- [Exercise]:
Leaving the pictures aside, repeat the entries exactly.

··· Records for the exercise ···

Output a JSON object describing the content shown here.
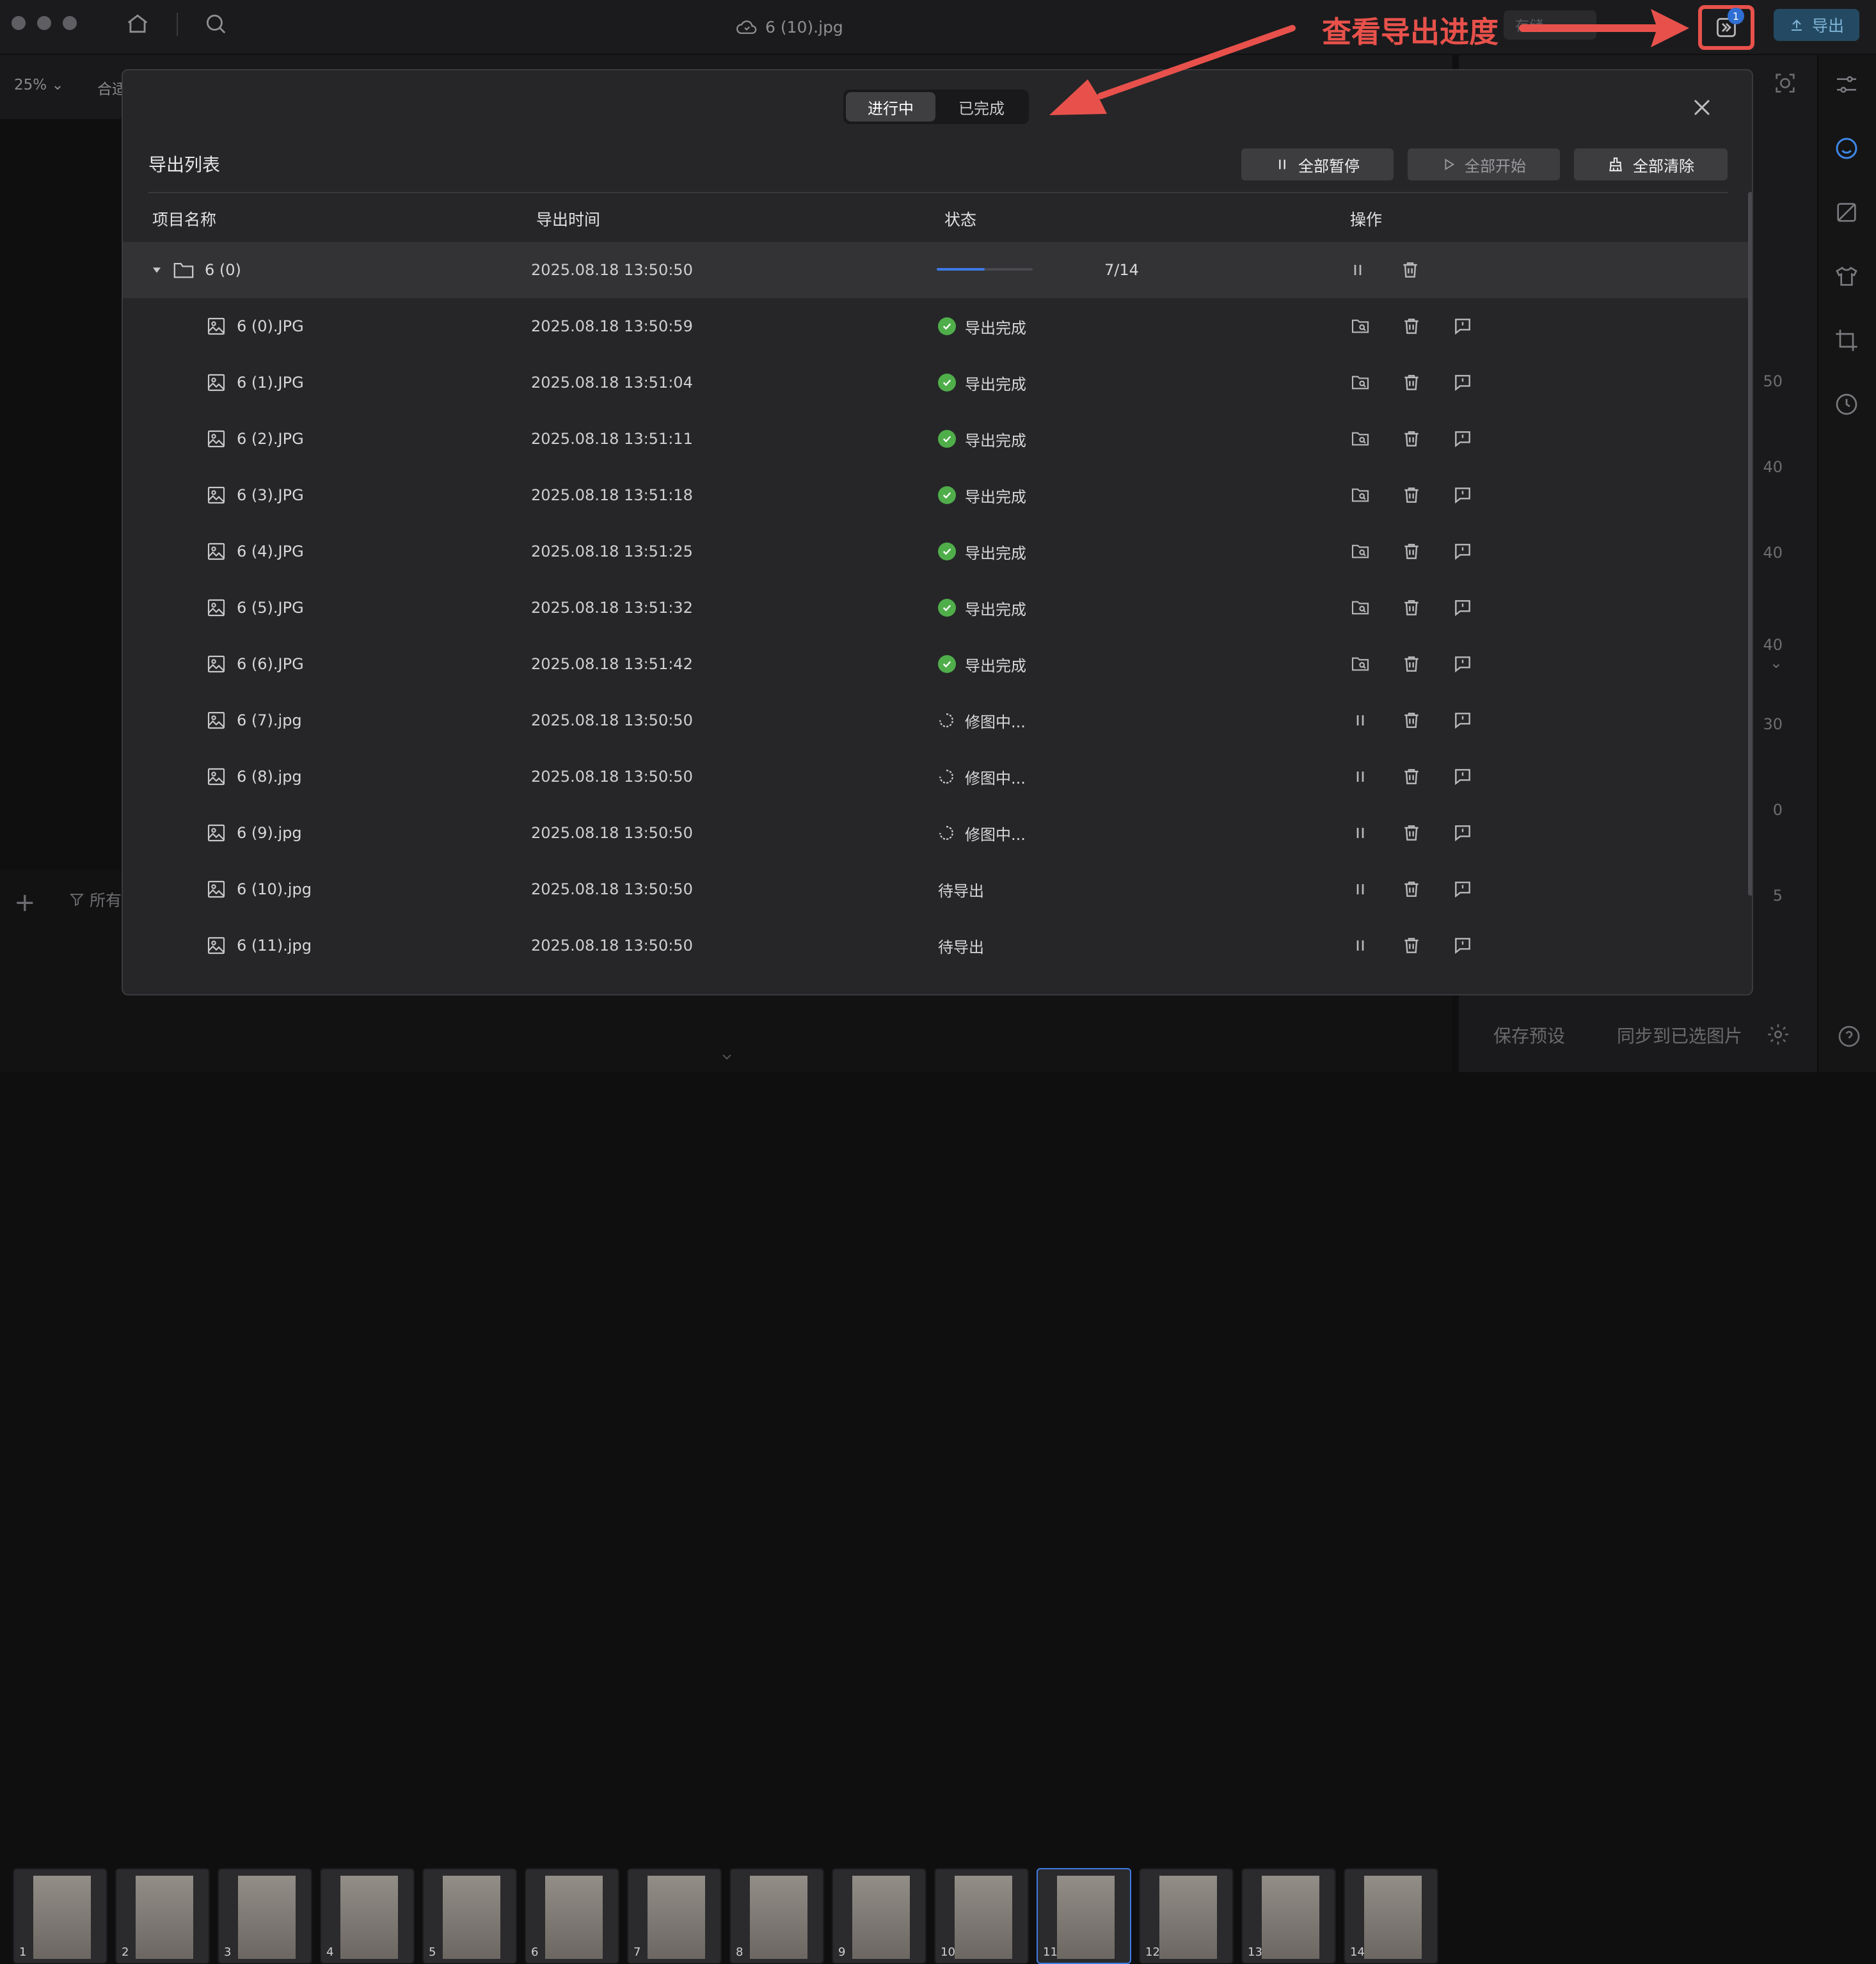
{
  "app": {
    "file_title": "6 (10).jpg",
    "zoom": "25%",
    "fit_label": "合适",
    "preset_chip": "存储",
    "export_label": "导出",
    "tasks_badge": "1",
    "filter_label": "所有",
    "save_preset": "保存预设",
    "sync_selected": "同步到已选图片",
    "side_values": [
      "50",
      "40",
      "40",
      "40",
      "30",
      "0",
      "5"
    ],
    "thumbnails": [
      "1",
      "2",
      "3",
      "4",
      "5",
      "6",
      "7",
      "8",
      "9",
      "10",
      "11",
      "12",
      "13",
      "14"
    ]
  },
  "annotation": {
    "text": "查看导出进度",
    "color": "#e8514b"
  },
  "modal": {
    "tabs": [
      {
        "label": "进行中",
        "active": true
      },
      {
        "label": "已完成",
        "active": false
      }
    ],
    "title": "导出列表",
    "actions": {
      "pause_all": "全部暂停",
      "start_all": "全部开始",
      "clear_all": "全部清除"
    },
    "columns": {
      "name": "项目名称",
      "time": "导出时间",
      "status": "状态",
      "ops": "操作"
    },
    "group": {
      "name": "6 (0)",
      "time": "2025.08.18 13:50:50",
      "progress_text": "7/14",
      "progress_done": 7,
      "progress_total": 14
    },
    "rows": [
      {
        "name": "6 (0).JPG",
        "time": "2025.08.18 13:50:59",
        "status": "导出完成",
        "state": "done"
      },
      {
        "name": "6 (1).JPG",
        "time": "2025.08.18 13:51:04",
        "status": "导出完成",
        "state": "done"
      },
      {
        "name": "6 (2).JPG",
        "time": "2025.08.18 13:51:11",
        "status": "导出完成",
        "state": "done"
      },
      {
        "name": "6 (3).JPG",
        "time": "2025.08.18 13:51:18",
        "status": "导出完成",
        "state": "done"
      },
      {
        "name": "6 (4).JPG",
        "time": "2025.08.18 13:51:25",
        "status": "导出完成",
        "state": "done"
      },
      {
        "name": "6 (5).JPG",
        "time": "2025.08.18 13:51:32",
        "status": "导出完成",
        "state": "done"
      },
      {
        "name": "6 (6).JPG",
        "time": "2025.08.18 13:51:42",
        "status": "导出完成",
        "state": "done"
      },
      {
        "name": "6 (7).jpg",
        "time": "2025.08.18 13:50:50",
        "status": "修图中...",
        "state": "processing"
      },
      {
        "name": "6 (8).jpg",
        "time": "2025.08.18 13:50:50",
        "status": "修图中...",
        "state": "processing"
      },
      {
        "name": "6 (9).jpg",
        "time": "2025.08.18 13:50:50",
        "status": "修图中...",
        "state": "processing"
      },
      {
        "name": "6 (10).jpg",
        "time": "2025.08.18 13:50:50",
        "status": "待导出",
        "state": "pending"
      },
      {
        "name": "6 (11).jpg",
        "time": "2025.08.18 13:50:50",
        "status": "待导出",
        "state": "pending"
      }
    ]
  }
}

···

- [Solution for this exercise]:
Output a JSON object describing the content shown here.
{
  "app": {
    "file_title": "6 (10).jpg",
    "zoom": "25%",
    "fit_label": "合适",
    "preset_chip": "存储",
    "export_label": "导出",
    "tasks_badge": "1",
    "filter_label": "所有",
    "save_preset": "保存预设",
    "sync_selected": "同步到已选图片",
    "side_values": [
      "50",
      "40",
      "40",
      "40",
      "30",
      "0",
      "5"
    ],
    "thumbnails": [
      "1",
      "2",
      "3",
      "4",
      "5",
      "6",
      "7",
      "8",
      "9",
      "10",
      "11",
      "12",
      "13",
      "14"
    ]
  },
  "annotation": {
    "text": "查看导出进度",
    "color": "#e8514b"
  },
  "modal": {
    "tabs": [
      {
        "label": "进行中",
        "active": true
      },
      {
        "label": "已完成",
        "active": false
      }
    ],
    "title": "导出列表",
    "actions": {
      "pause_all": "全部暂停",
      "start_all": "全部开始",
      "clear_all": "全部清除"
    },
    "columns": {
      "name": "项目名称",
      "time": "导出时间",
      "status": "状态",
      "ops": "操作"
    },
    "group": {
      "name": "6 (0)",
      "time": "2025.08.18 13:50:50",
      "progress_text": "7/14",
      "progress_done": 7,
      "progress_total": 14
    },
    "rows": [
      {
        "name": "6 (0).JPG",
        "time": "2025.08.18 13:50:59",
        "status": "导出完成",
        "state": "done"
      },
      {
        "name": "6 (1).JPG",
        "time": "2025.08.18 13:51:04",
        "status": "导出完成",
        "state": "done"
      },
      {
        "name": "6 (2).JPG",
        "time": "2025.08.18 13:51:11",
        "status": "导出完成",
        "state": "done"
      },
      {
        "name": "6 (3).JPG",
        "time": "2025.08.18 13:51:18",
        "status": "导出完成",
        "state": "done"
      },
      {
        "name": "6 (4).JPG",
        "time": "2025.08.18 13:51:25",
        "status": "导出完成",
        "state": "done"
      },
      {
        "name": "6 (5).JPG",
        "time": "2025.08.18 13:51:32",
        "status": "导出完成",
        "state": "done"
      },
      {
        "name": "6 (6).JPG",
        "time": "2025.08.18 13:51:42",
        "status": "导出完成",
        "state": "done"
      },
      {
        "name": "6 (7).jpg",
        "time": "2025.08.18 13:50:50",
        "status": "修图中...",
        "state": "processing"
      },
      {
        "name": "6 (8).jpg",
        "time": "2025.08.18 13:50:50",
        "status": "修图中...",
        "state": "processing"
      },
      {
        "name": "6 (9).jpg",
        "time": "2025.08.18 13:50:50",
        "status": "修图中...",
        "state": "processing"
      },
      {
        "name": "6 (10).jpg",
        "time": "2025.08.18 13:50:50",
        "status": "待导出",
        "state": "pending"
      },
      {
        "name": "6 (11).jpg",
        "time": "2025.08.18 13:50:50",
        "status": "待导出",
        "state": "pending"
      }
    ]
  }
}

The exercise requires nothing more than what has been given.